Settling will be reflected in any part of structure bearing upon the settled soil. In adequately-compacted soil, settling will be so minor that evidence won’t be visible. Extreme differential settlement will create stresses which are relieved by cracking.

Which materials crack depends on the properties of the material and the rate of settling. More brittle materials will crack first. The effects of soil movement are most often seen as cracks in interior and exterior wall coverings like drywall and plaster and in masonry foundation walls.
Even concrete, which most people think of as brittle, can bend if pressure is applied slowly over a long time period. If pressure is applied over a shorter time period, concrete will crack.
Compaction and consolidation are affected by the composition of the soil. Fine-grained soils have more interior surfac
e area and can hold more air and water than course-grained soils.
Here's an example. Drywall is made of much courser particles than cement. An ounce of drywall dust contains about 5,000 square feet of interior surface area. An ounce of cement dust contains about 50,000 square feet of interior surface area.

This means that fine-grained soils like clays have more interior surface area which can contain water. In order to force water out of the spaces between particles, surface tension must be overcome. "Surface tension" is the tendency of water to cling to a surface. When you fill a glass with water, it's surface tension that makes the water level slightly higher around the edges where water comes into contact with the glass surface. Water is clinging to the glass.
The greater interior surface area of fine-grained soils results in greater surface tension. Fine-grained are also typically low-permeability soils, meaning that water moves through them slowly. These conditions increase the amount of time and pressure required for soil to consolidate. Soils will continue to consolidate until the resistance to pressure of the materials of which the soil is composed reach equilibrium with pressure from the weight of soil and structure above.

The rate of consolidation is affected by the soil composition, levels of moisture saturation, the amount and nature of the load on the soil and state of consolidation of the soil.

Another moisture-related problem is the addition of excessive moisture to the soil.
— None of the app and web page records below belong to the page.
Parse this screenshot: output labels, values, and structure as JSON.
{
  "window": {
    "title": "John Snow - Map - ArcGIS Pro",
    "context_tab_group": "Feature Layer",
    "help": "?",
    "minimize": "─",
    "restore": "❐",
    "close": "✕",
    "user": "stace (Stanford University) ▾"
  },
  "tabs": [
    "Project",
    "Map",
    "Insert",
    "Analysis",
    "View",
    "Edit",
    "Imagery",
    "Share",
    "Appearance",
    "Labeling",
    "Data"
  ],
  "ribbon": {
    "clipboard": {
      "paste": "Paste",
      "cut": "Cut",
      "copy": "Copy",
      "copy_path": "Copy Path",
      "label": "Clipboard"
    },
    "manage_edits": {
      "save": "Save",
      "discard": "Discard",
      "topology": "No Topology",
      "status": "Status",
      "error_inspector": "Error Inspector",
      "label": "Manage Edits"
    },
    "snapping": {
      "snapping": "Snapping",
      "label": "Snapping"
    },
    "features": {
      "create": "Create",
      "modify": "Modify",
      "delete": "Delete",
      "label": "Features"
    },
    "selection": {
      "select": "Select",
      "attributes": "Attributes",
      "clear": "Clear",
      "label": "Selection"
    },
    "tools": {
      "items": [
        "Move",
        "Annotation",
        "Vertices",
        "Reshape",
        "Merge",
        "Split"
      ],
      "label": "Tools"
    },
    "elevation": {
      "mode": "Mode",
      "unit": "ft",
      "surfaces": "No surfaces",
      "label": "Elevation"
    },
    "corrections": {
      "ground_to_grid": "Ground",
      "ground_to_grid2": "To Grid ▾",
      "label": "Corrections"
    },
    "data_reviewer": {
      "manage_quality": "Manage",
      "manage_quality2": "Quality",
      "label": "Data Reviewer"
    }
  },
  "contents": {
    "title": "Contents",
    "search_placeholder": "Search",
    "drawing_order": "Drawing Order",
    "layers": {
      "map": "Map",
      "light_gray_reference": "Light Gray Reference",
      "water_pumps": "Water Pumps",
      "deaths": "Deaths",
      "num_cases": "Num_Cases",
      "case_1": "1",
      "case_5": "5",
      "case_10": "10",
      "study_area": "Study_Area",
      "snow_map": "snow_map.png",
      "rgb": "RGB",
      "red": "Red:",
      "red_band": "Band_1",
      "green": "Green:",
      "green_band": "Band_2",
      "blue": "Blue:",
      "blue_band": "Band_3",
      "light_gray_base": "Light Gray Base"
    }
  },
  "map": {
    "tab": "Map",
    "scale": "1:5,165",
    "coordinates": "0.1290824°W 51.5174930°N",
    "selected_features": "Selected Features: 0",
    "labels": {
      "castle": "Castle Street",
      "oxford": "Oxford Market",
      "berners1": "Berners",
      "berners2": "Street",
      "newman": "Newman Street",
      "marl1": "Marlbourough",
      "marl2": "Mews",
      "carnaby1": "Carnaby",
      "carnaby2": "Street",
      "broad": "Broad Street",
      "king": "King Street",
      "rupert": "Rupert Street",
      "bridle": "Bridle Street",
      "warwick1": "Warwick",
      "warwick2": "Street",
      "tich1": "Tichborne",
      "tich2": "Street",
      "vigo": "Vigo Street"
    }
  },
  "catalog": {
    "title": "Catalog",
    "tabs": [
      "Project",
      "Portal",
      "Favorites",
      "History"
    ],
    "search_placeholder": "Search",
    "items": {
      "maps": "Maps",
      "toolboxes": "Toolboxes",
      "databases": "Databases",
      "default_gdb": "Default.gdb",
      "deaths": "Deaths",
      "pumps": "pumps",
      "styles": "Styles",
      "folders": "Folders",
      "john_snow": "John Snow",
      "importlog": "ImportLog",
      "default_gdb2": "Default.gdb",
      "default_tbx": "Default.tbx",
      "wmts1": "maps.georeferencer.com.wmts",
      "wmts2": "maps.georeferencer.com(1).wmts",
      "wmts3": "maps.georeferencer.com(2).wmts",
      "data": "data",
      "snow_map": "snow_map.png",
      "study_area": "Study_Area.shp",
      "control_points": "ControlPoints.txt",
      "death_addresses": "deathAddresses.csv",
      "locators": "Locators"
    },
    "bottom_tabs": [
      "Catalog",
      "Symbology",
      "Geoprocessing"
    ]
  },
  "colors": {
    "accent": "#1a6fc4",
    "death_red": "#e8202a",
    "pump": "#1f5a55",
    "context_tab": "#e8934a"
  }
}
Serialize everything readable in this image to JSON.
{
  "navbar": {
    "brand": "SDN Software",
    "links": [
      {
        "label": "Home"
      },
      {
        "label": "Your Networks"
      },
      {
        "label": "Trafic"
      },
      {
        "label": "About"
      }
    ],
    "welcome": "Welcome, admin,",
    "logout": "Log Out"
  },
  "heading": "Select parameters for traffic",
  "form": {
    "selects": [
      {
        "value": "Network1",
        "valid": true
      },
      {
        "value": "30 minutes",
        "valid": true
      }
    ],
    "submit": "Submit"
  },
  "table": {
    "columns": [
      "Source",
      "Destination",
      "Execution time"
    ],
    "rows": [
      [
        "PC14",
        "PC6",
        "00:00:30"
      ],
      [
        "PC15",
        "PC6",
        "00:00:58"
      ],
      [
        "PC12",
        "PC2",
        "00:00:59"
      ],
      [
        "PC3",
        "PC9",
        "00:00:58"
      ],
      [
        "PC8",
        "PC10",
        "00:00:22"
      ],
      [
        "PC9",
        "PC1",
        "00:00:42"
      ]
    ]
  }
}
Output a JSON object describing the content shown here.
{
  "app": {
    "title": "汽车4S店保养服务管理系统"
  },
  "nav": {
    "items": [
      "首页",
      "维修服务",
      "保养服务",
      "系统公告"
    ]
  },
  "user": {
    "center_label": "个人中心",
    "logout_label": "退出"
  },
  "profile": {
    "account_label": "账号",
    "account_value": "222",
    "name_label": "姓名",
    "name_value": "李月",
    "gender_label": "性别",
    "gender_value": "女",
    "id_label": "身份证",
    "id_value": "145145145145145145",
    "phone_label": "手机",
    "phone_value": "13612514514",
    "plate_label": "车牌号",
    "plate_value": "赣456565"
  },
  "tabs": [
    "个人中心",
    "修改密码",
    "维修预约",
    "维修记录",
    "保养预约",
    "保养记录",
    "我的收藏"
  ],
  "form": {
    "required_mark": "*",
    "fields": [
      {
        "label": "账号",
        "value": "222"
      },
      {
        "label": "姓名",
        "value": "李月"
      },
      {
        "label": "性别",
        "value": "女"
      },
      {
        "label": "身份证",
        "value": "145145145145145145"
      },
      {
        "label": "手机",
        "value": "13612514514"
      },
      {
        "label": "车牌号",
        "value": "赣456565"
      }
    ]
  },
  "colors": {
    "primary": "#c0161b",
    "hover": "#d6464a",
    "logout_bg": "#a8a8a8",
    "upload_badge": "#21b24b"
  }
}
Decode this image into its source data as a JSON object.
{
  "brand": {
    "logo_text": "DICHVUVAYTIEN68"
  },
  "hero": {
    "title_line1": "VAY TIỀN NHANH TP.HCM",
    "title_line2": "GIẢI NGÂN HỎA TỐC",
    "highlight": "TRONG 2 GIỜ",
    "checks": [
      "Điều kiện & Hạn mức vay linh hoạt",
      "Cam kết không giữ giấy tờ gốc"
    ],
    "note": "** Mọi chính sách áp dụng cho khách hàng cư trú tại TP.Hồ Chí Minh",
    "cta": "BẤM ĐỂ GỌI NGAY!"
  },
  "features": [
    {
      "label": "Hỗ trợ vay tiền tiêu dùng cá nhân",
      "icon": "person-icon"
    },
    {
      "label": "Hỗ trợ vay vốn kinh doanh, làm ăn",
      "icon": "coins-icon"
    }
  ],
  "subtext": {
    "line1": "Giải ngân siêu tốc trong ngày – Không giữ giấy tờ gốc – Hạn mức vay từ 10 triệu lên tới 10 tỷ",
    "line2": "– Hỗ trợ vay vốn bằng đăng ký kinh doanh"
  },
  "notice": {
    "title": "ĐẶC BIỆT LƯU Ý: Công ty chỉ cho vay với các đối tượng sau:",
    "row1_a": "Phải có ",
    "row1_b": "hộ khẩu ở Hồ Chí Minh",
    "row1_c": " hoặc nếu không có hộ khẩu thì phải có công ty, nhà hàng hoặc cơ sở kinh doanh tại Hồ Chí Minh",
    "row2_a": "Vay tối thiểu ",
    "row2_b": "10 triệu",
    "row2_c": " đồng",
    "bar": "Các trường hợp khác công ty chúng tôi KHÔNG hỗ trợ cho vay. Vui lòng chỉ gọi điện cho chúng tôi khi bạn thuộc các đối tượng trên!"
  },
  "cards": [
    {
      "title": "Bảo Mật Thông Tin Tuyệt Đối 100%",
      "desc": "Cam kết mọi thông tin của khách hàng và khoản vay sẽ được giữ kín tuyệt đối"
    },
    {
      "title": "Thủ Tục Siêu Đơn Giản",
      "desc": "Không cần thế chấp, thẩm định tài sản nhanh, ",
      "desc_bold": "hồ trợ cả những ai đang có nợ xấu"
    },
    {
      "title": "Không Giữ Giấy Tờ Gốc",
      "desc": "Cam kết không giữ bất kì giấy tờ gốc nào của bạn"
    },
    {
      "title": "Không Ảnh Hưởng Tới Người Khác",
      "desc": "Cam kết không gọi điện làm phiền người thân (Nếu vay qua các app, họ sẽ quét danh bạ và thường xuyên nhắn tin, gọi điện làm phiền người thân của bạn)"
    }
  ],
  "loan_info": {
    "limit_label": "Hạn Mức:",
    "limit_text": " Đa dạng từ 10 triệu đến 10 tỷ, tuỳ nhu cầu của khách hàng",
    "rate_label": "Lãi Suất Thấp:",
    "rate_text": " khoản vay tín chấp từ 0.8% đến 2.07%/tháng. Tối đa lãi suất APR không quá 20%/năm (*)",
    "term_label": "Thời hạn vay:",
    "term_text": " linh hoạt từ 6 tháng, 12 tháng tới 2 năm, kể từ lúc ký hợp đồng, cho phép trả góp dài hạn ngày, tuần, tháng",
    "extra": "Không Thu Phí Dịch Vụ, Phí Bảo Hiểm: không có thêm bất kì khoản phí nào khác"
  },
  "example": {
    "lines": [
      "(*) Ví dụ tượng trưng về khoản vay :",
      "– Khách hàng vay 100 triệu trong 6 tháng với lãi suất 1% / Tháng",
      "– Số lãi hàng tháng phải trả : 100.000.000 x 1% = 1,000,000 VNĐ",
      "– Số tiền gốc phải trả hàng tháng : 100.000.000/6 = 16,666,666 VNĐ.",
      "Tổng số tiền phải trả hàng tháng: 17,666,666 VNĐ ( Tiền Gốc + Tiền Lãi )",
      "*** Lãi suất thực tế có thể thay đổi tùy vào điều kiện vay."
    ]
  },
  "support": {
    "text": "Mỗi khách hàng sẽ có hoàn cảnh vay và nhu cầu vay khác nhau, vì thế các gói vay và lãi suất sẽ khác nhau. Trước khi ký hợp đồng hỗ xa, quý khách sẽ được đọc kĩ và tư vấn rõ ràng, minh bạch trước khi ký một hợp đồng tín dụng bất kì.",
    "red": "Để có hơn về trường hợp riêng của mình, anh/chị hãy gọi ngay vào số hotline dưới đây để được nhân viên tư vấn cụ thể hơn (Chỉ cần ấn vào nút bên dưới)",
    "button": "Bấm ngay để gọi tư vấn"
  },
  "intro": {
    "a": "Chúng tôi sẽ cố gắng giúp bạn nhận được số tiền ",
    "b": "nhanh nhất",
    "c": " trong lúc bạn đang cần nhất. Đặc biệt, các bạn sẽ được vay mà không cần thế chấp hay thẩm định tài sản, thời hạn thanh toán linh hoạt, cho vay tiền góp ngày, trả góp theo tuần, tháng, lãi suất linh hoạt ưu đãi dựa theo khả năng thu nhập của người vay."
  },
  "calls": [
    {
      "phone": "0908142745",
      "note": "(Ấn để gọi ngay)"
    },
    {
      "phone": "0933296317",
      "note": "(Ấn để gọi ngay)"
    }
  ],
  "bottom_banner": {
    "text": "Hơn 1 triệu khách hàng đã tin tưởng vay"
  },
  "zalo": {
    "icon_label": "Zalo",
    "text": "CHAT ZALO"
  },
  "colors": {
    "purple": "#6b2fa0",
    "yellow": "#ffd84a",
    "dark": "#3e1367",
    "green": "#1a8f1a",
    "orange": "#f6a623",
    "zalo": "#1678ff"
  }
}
This can create a condition in which water is absorbed into spaces between soil particles. Soil becomes less dense, which reduces its ability to support a load.